So far so good. Where things get a little more interesting is when you ask for a definition of 'society'. Does society consist of every human being in the world? Typically not, and here is where the exception I mentioned previously comes in and things can get rather contentious. By the definitions given previously, as well as the obvious (socialists, communists, social democrats, some types of anarchists), nationalists and fascists are also collectivists - they seek to subordinate individual interests to those of the state. However, we call these people 'right-wing', often 'far-right'.
What is interesting about this isn't so much that the terms 'left' and 'right' are used in the way described (they have their roots in 18th century revolutionary France and have been extended and twisted every which way since then). It's that, when you look at political positioning in this way, the same people can hold seemingly contradictory viewpoints.

To me, the individualist viewpoint and accentuation of personal responsibility and aspiration is intuitive, while the collectivist viewpoint, well, isn't - it requires rather more thought and analysis to see where they are coming from. From reading responses to the likes of Polly Toynbee's writing, it is clear I am not the only one. So I wonder: Are some people collectivists by inclination, who could unhesitatingly write the first sentence of this paragraph the opposite way around?

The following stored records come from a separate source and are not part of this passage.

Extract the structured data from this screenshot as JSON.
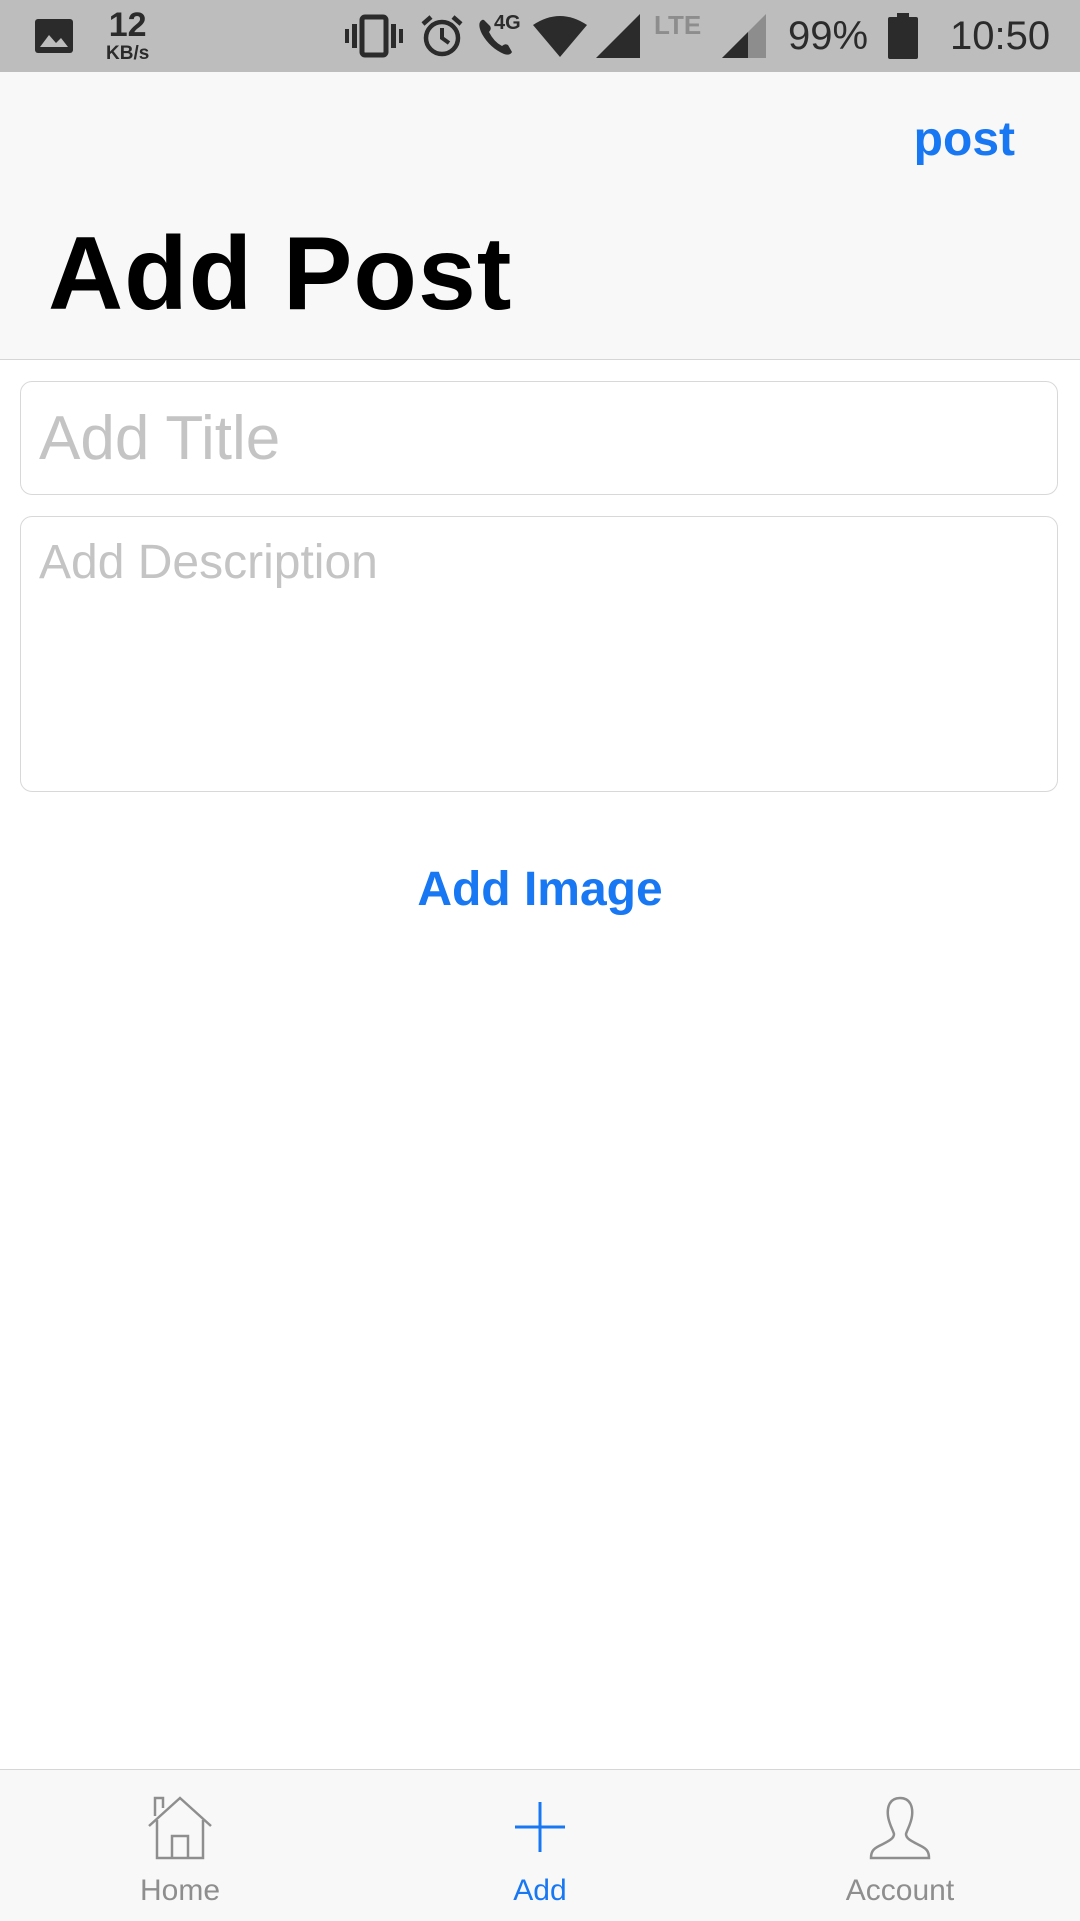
{
  "status_bar": {
    "speed_value": "12",
    "speed_unit": "KB/s",
    "network_label": "4G",
    "lte_label": "LTE",
    "battery_percent": "99%",
    "time": "10:50",
    "icons": [
      "image-icon",
      "vibrate-icon",
      "alarm-icon",
      "wifi-call-icon",
      "wifi-icon",
      "signal-icon",
      "signal-icon-2",
      "battery-icon"
    ]
  },
  "header": {
    "post_label": "post",
    "title": "Add Post"
  },
  "form": {
    "title_placeholder": "Add Title",
    "description_placeholder": "Add Description",
    "add_image_label": "Add Image"
  },
  "tab_bar": {
    "tabs": [
      {
        "label": "Home",
        "icon": "home-icon",
        "active": false
      },
      {
        "label": "Add",
        "icon": "plus-icon",
        "active": true
      },
      {
        "label": "Account",
        "icon": "account-icon",
        "active": false
      }
    ]
  },
  "colors": {
    "accent": "#1877f2",
    "inactive": "#8e8e8e",
    "status_bar_bg": "#bdbdbd",
    "header_bg": "#f8f8f8"
  }
}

I decided in connection with this post to start a side blog aiming not to attack collectivists (goodness knows there's enough of that in the blogosphere already), but to aim to develop a greater appreciation of and understanding of the basis of collectivist ideas. Bridging, or at least narrowing, this philosophical chasm can only be a good thing (and I'd welcome the appearance of a similar blog from the 'other side', as it were). The side blog, with only a test post up at the moment, is at Collective Interest.

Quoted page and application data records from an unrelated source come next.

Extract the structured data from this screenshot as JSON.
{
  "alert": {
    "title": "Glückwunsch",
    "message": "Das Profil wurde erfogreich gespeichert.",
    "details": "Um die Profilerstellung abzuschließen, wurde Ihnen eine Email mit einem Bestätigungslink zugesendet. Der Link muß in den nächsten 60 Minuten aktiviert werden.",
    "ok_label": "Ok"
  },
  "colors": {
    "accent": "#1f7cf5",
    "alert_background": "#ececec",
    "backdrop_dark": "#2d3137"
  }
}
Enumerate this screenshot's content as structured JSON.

*Wikipedia is almost entirely volunteer-edited and administrated. Some contend that the lack of accountability means it is untrustworthy and even close to useless. Others, myself included, consider frequently-edited articles to constitute as near to a cross-community consensus on that topic as it is possible to get (with a couple of caveats, for instance the somewhat US-centric view often apparent in political philosophy articles).

**Go on, have a look at the writing of some bloggers or commentators you consider 'right-wing' and some you consider 'left-wing' (taking into account the caveat regarding nationalism) and see if this assumption holds. If I had more time I would survey Comment is Free and analyse how often these arguments as delineated come from the same people as traditionally 'rightist' and 'leftist' arguments on other issues.

1 comment:

Saltburn subversives said...

I think there is some potential for confusion here and I think it's necessary to make a couple of distinctions in order to avoid it.
We are all collectivists of one kind or another. There are many things that are best done collectively. You may be a member of the RAC or your local amateur dramatics group but these organisations are voluntary in nature. I presume what you are talking about involuntary collectives such as the state.
Also I think it is necessary to to distinguish between society and the state. When anyone says: "We as a society have to do something about..." what they mean is the state. I always answer by saying something like, "yes, but why does it have to be the state when the state always messes everything up."

Peter Horne